The Big Engineering Issue

The Big Engineering Issue

The Live Bank holiday Monday 'Battle for Number 10. May Vs Corbyn' on channel 4, was a real eye opener for the many people, who are still undecided on who to vote. With only a week left to go to the general election on June 8th, we noticed for the first time a real sense of acknowledgment for the widening skill gaps; both parties accepting that if investment was not effectively pumped into STEM related studies then there could be serious implications for our younger generations.

With austerity measures slashing budgets and education services we have effectively widen Britain's skills gap, the need now for an effective industrial strategy is paramount. For the first time on Monday night, politicians brought manufacturing, technology and engineering issues to the forefront of their agenda's; with the two leaders admitting that there had been a real lack of funding in STEM related careers, the realisation that we are being left behind with a weak talent pool is disheartening. Not only does this reveal the enormity of the gap but how it could effect Brexit negotiations, as we currently need migrating workers to fill this gap..

Jeremy Corbyn commented on the need to “develop a much stronger manufacturing base and an innovative economy for the future” he then went on to stress that “the biggest challenge facing the economy in Britain today, was the skills gap and more funding was needed in these areas”.
Theresa May hit back by sharing her views on the skills shortage, she believes that “expansion of vocational education would be at the heart of a new proactive industrial strategy”  the plans to pledge £170million in funding for technical institutions revealed her governments commitment. But the question still remains, how are we going to fill the skills gap whilst we invest and train in new talent?

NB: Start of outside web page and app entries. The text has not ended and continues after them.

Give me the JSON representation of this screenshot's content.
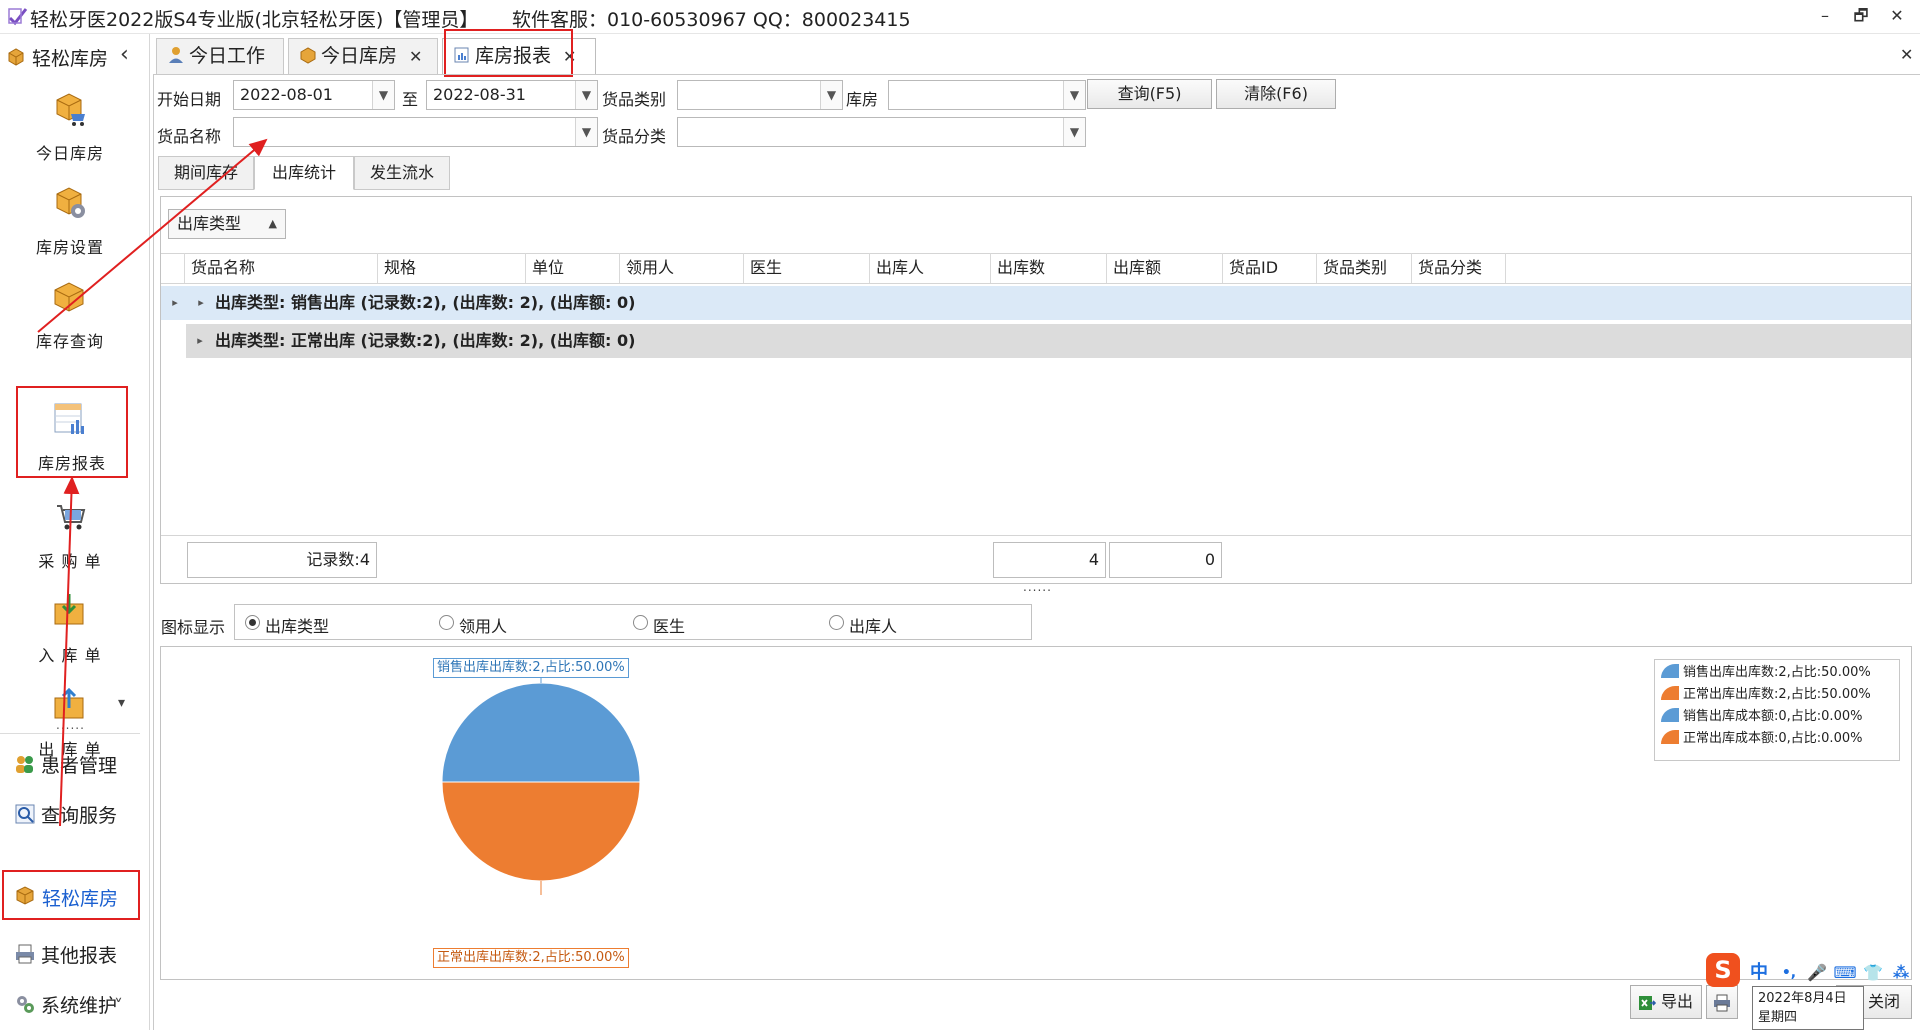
{
  "window": {
    "title": "轻松牙医2022版S4专业版(北京轻松牙医)【管理员】",
    "service": "软件客服：010-60530967 QQ：800023415",
    "min": "–",
    "restore": "🗗",
    "close": "✕"
  },
  "sidebar": {
    "header": "轻松库房",
    "collapse": "‹",
    "items": [
      {
        "label": "今日库房",
        "icon": "cart-box-icon"
      },
      {
        "label": "库房设置",
        "icon": "gear-box-icon"
      },
      {
        "label": "库存查询",
        "icon": "box-icon"
      },
      {
        "label": "库房报表",
        "icon": "report-icon"
      },
      {
        "label": "采 购 单",
        "icon": "shopping-cart-icon"
      },
      {
        "label": "入 库 单",
        "icon": "inbound-icon"
      },
      {
        "label": "出 库 单",
        "icon": "outbound-icon"
      }
    ],
    "more": "▾",
    "dots": "......",
    "nav": [
      {
        "label": "患者管理"
      },
      {
        "label": "查询服务"
      },
      {
        "label": "轻松库房"
      },
      {
        "label": "其他报表"
      },
      {
        "label": "系统维护"
      }
    ],
    "expand": "˅"
  },
  "tabs": [
    {
      "label": "今日工作"
    },
    {
      "label": "今日库房"
    },
    {
      "label": "库房报表"
    }
  ],
  "close_all": "✕",
  "form": {
    "start_label": "开始日期",
    "start_value": "2022-08-01",
    "to_label": "至",
    "end_value": "2022-08-31",
    "category_label": "货品类别",
    "category_value": "",
    "warehouse_label": "库房",
    "warehouse_value": "",
    "query_btn": "查询(F5)",
    "clear_btn": "清除(F6)",
    "name_label": "货品名称",
    "name_value": "",
    "class_label": "货品分类",
    "class_value": ""
  },
  "inner_tabs": [
    "期间库存",
    "出库统计",
    "发生流水"
  ],
  "group_chip": "出库类型",
  "columns": [
    "货品名称",
    "规格",
    "单位",
    "领用人",
    "医生",
    "出库人",
    "出库数",
    "出库额",
    "货品ID",
    "货品类别",
    "货品分类"
  ],
  "groups": [
    "出库类型: 销售出库 (记录数:2), (出库数: 2), (出库额: 0)",
    "出库类型: 正常出库 (记录数:2), (出库数: 2), (出库额: 0)"
  ],
  "summary": {
    "records": "记录数:4",
    "qty": "4",
    "amount": "0"
  },
  "splitter": "......",
  "chart_options": {
    "label": "图标显示",
    "options": [
      "出库类型",
      "领用人",
      "医生",
      "出库人"
    ],
    "selected": 0
  },
  "chart_data": {
    "type": "pie",
    "slices": [
      {
        "label": "销售出库出库数:2,占比:50.00%",
        "value": 2,
        "color": "#5b9bd5"
      },
      {
        "label": "正常出库出库数:2,占比:50.00%",
        "value": 2,
        "color": "#ed7d31"
      }
    ],
    "legend": [
      {
        "label": "销售出库出库数:2,占比:50.00%",
        "color": "#5b9bd5"
      },
      {
        "label": "正常出库出库数:2,占比:50.00%",
        "color": "#ed7d31"
      },
      {
        "label": "销售出库成本额:0,占比:0.00%",
        "color": "#5b9bd5"
      },
      {
        "label": "正常出库成本额:0,占比:0.00%",
        "color": "#ed7d31"
      }
    ],
    "legend_position": "top-right"
  },
  "footer": {
    "export": "导出",
    "close": "关闭"
  },
  "ime": {
    "logo": "S",
    "items": [
      "中",
      "•,",
      "🎤",
      "⌨",
      "👕",
      "⁂"
    ]
  },
  "tooltip": {
    "date": "2022年8月4日",
    "weekday": "星期四"
  }
}
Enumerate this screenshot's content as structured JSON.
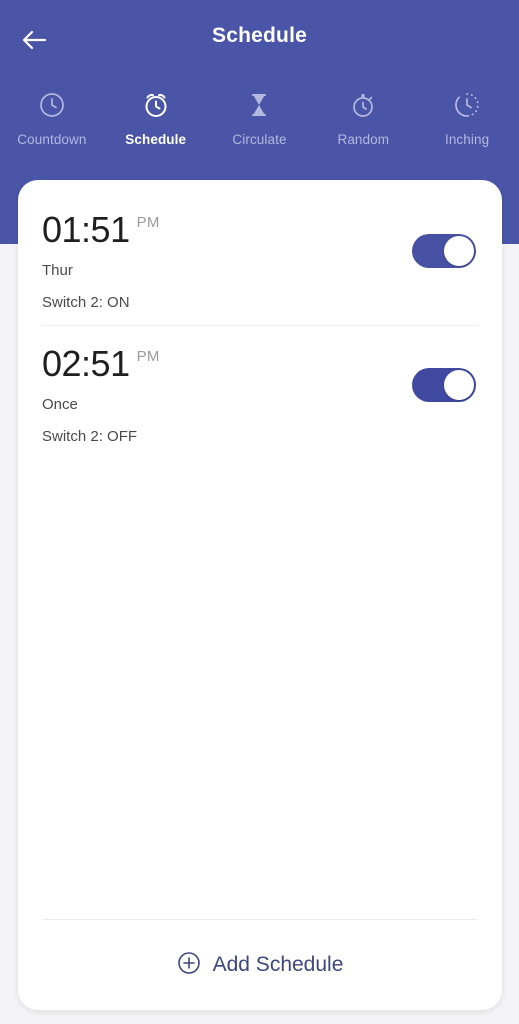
{
  "header": {
    "title": "Schedule",
    "back_icon": "arrow-left-icon",
    "bg_color": "#4b55a8"
  },
  "tabs": [
    {
      "label": "Countdown",
      "icon": "clock-icon",
      "active": false
    },
    {
      "label": "Schedule",
      "icon": "alarm-clock-icon",
      "active": true
    },
    {
      "label": "Circulate",
      "icon": "hourglass-icon",
      "active": false
    },
    {
      "label": "Random",
      "icon": "stopwatch-icon",
      "active": false
    },
    {
      "label": "Inching",
      "icon": "timer-dotted-icon",
      "active": false
    }
  ],
  "schedules": [
    {
      "time": "01:51",
      "meridiem": "PM",
      "repeat": "Thur",
      "action": "Switch 2: ON",
      "enabled": true,
      "toggle_color": "#4751a3"
    },
    {
      "time": "02:51",
      "meridiem": "PM",
      "repeat": "Once",
      "action": "Switch 2: OFF",
      "enabled": true,
      "toggle_color": "#3f49a0"
    }
  ],
  "footer": {
    "add_label": "Add Schedule",
    "add_icon": "plus-circle-icon",
    "add_color": "#3d4680"
  }
}
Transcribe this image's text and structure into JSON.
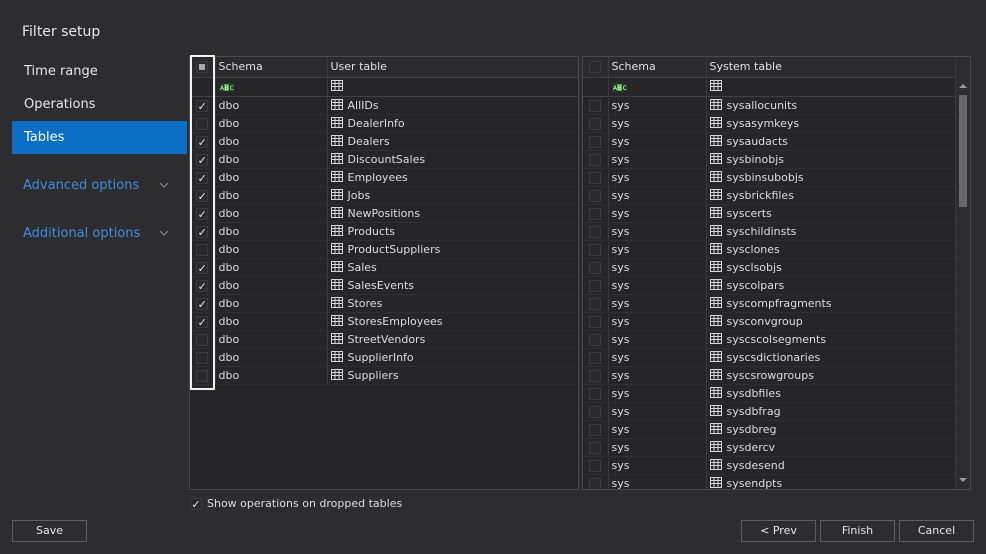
{
  "title": "Filter setup",
  "nav": [
    {
      "label": "Time range"
    },
    {
      "label": "Operations"
    },
    {
      "label": "Tables"
    }
  ],
  "links": {
    "advanced": "Advanced options",
    "additional": "Additional options"
  },
  "user_grid": {
    "col_schema": "Schema",
    "col_table": "User table",
    "filter_icon": "abc-filter-icon",
    "rows": [
      {
        "checked": true,
        "schema": "dbo",
        "table": "AllIDs"
      },
      {
        "checked": false,
        "schema": "dbo",
        "table": "DealerInfo"
      },
      {
        "checked": true,
        "schema": "dbo",
        "table": "Dealers"
      },
      {
        "checked": true,
        "schema": "dbo",
        "table": "DiscountSales"
      },
      {
        "checked": true,
        "schema": "dbo",
        "table": "Employees"
      },
      {
        "checked": true,
        "schema": "dbo",
        "table": "Jobs"
      },
      {
        "checked": true,
        "schema": "dbo",
        "table": "NewPositions"
      },
      {
        "checked": true,
        "schema": "dbo",
        "table": "Products"
      },
      {
        "checked": false,
        "schema": "dbo",
        "table": "ProductSuppliers"
      },
      {
        "checked": true,
        "schema": "dbo",
        "table": "Sales"
      },
      {
        "checked": true,
        "schema": "dbo",
        "table": "SalesEvents"
      },
      {
        "checked": true,
        "schema": "dbo",
        "table": "Stores"
      },
      {
        "checked": true,
        "schema": "dbo",
        "table": "StoresEmployees"
      },
      {
        "checked": false,
        "schema": "dbo",
        "table": "StreetVendors"
      },
      {
        "checked": false,
        "schema": "dbo",
        "table": "SupplierInfo"
      },
      {
        "checked": false,
        "schema": "dbo",
        "table": "Suppliers"
      }
    ]
  },
  "system_grid": {
    "col_schema": "Schema",
    "col_table": "System table",
    "rows": [
      {
        "checked": false,
        "schema": "sys",
        "table": "sysallocunits"
      },
      {
        "checked": false,
        "schema": "sys",
        "table": "sysasymkeys"
      },
      {
        "checked": false,
        "schema": "sys",
        "table": "sysaudacts"
      },
      {
        "checked": false,
        "schema": "sys",
        "table": "sysbinobjs"
      },
      {
        "checked": false,
        "schema": "sys",
        "table": "sysbinsubobjs"
      },
      {
        "checked": false,
        "schema": "sys",
        "table": "sysbrickfiles"
      },
      {
        "checked": false,
        "schema": "sys",
        "table": "syscerts"
      },
      {
        "checked": false,
        "schema": "sys",
        "table": "syschildinsts"
      },
      {
        "checked": false,
        "schema": "sys",
        "table": "sysclones"
      },
      {
        "checked": false,
        "schema": "sys",
        "table": "sysclsobjs"
      },
      {
        "checked": false,
        "schema": "sys",
        "table": "syscolpars"
      },
      {
        "checked": false,
        "schema": "sys",
        "table": "syscompfragments"
      },
      {
        "checked": false,
        "schema": "sys",
        "table": "sysconvgroup"
      },
      {
        "checked": false,
        "schema": "sys",
        "table": "syscscolsegments"
      },
      {
        "checked": false,
        "schema": "sys",
        "table": "syscsdictionaries"
      },
      {
        "checked": false,
        "schema": "sys",
        "table": "syscsrowgroups"
      },
      {
        "checked": false,
        "schema": "sys",
        "table": "sysdbfiles"
      },
      {
        "checked": false,
        "schema": "sys",
        "table": "sysdbfrag"
      },
      {
        "checked": false,
        "schema": "sys",
        "table": "sysdbreg"
      },
      {
        "checked": false,
        "schema": "sys",
        "table": "sysdercv"
      },
      {
        "checked": false,
        "schema": "sys",
        "table": "sysdesend"
      },
      {
        "checked": false,
        "schema": "sys",
        "table": "sysendpts"
      }
    ]
  },
  "show_dropped": {
    "checked": true,
    "label": "Show operations on dropped tables"
  },
  "buttons": {
    "save": "Save",
    "prev": "< Prev",
    "finish": "Finish",
    "cancel": "Cancel"
  },
  "colors": {
    "accent": "#0a6fc4",
    "link": "#3d8fe0",
    "background": "#2d2d30"
  }
}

Our friends at IET, The Institution of Engineering and Technology have produced a general election campaign to help highlight the ‘big engineering issues’ that is plaguing the industry today and propose a long-standing industrial strategy:

The IET's infographic outlines the need for Britain to be “fast moving, innovative and creative” their proposed campaign could help local parliamentary candidates forge new relationships at global level.

IET campaign covers 6 key areas:
  • Training for a digital Economy
  • Champion Enabling Technologies
  • Invest in Infrastructure
  • Make cyber security a priority
  • Champion energy efficiency
  • Ensure affordable energy in a time of major change

At the heart of this issue will be Brexit, with industries calling to retain access to skilled labour, Britain needs to still appear as a global technical powerhouse, however with immigration numbers being the biggest reason why people voted to leave the EU, how do political parties and campaigners address the shortage without upsetting voters? At the moment we need migration to help fill these gaps. The government whoever it will be on June 9th has a hard task ahead of them and needs a long-term overview and strategy that recognises the combination of infrastructure, skills and innovation.

A great way to achieve this, is by introducing an ecosystem that embraces these 3 core principles. It already exist in the US, a country so focused on innovation that’s its managed to encourage its young and talented millennials to be the 'trend setters', the 'developers' the 'inventors of future industries'. They have more investment and real partnerships between schools, businesses, governments and investors then we can actually dream of; and with technological hubs in San Francisco, Oregon, Seattle, Austin and Atlanta, they bring a real sense of culture that constantly draws in young talent. If we want greater innovation in Britain that offers opportunity for national growth and prosperity, then we need to inspire today’s millennial’s who are looking for a real sense of purpose and culture, it is incredibly disappointing for them not to see the same scale of investment and development.

We are now faced with some real big choices. The IET are outlining their proposals to parliamentary candidates who have the opportunity to work with institutions like these, who can help make a difference.

Channel 4: Battle for Number 10 - May Vs Corbyn
Geoff Ho: Sunday Express
Stephen Exley: Tes